§ **EXERCISE PROMPT**:
Your task is to copy every line of the entries that holds the word "color".

§ **RAW DATA**:
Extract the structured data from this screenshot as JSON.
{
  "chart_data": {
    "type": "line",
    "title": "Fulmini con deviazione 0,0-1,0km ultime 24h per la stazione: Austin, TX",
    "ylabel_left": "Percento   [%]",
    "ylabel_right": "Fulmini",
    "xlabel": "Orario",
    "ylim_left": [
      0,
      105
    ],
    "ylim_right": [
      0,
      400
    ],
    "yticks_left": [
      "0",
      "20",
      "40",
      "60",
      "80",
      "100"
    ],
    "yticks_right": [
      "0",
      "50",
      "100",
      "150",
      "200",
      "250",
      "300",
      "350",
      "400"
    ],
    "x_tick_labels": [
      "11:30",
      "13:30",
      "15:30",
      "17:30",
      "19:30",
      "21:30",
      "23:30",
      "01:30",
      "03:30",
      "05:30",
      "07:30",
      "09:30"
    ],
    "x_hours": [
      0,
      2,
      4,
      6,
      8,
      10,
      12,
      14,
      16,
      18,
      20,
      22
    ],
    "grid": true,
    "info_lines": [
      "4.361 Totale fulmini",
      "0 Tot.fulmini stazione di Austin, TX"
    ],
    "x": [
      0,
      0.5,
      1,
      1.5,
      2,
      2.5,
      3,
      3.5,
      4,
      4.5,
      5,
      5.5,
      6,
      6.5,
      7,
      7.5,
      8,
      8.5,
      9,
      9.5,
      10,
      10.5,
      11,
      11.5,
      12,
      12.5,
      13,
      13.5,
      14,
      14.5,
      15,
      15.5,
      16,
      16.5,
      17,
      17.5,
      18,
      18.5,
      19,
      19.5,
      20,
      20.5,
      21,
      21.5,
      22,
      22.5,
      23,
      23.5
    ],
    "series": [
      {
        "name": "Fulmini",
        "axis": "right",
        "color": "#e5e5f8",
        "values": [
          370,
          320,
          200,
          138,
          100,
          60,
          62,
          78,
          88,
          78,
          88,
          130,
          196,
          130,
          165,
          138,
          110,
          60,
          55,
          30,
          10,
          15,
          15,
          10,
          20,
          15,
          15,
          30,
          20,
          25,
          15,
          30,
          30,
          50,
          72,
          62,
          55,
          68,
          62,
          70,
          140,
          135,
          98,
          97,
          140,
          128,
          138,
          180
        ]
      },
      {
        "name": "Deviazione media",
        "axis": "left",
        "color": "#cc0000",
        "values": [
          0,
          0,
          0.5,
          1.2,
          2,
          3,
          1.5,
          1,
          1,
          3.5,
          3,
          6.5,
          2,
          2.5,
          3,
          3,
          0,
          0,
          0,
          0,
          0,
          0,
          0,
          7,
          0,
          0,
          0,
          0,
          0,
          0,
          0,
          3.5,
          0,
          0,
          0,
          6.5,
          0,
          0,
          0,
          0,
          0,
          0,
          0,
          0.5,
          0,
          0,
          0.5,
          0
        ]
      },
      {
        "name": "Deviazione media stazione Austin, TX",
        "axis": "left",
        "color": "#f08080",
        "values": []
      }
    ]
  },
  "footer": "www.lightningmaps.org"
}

§ **ANSWER TO THE PROBLEM**:
        "color": "#e5e5f8",
        "color": "#cc0000",
        "color": "#f08080",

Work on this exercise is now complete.